Saba Gul’s handbag company, Bliss, has a simple model: Pakistani girls earn money making the bags in exchange for going to school. By giving them both an income and an education, Gul hopes that Bliss can break the cycle of poverty and give a generation of girls more choices in life.
But Bliss is a small company. To truly make a difference in the lives of Pakistani girls, the company will need to scale up, which means producing more bags. So Gul is confronted with a dilemma that many social entrepeneurs face: Should her company be for-profit or a nonprofit. As a nonprofit, Bliss would avoid accusations that it was exploiting its young workers; as a for-profit, it would have more of a chance of making enough money to employ more girls. What’s the right call? Even the mentors at the Unreasonable Institute disagree.
This is the latest video in The Unreasonables, a series tracking the participants in the most recent Unreasonable Institute.

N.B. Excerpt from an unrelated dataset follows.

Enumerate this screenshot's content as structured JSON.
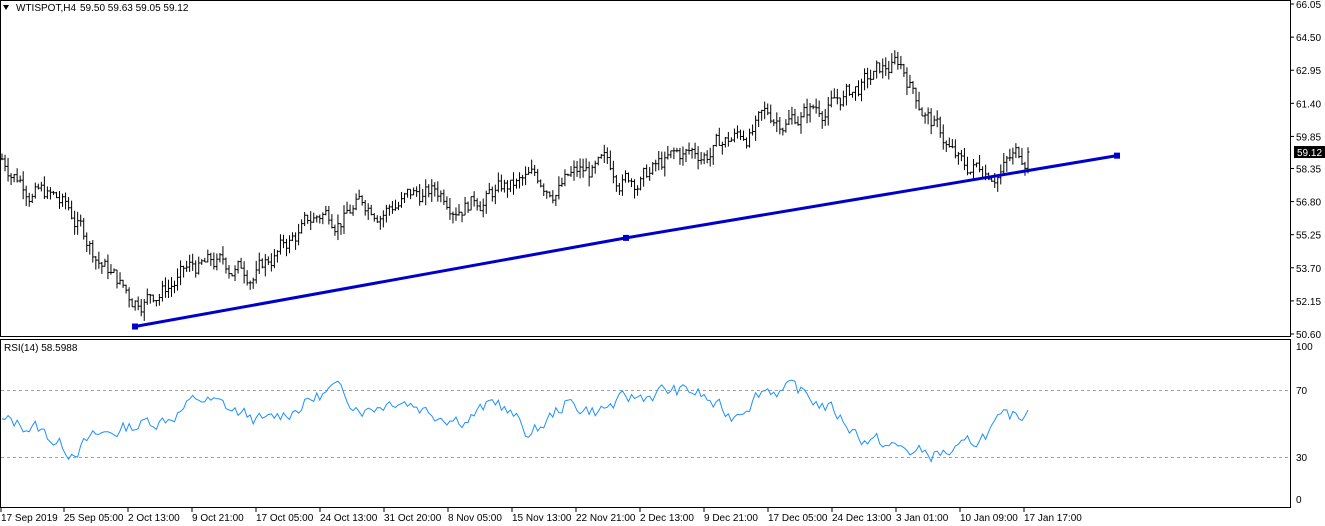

To see what’s coming up, watch a preview of the whole season and see a list of all the episodes here.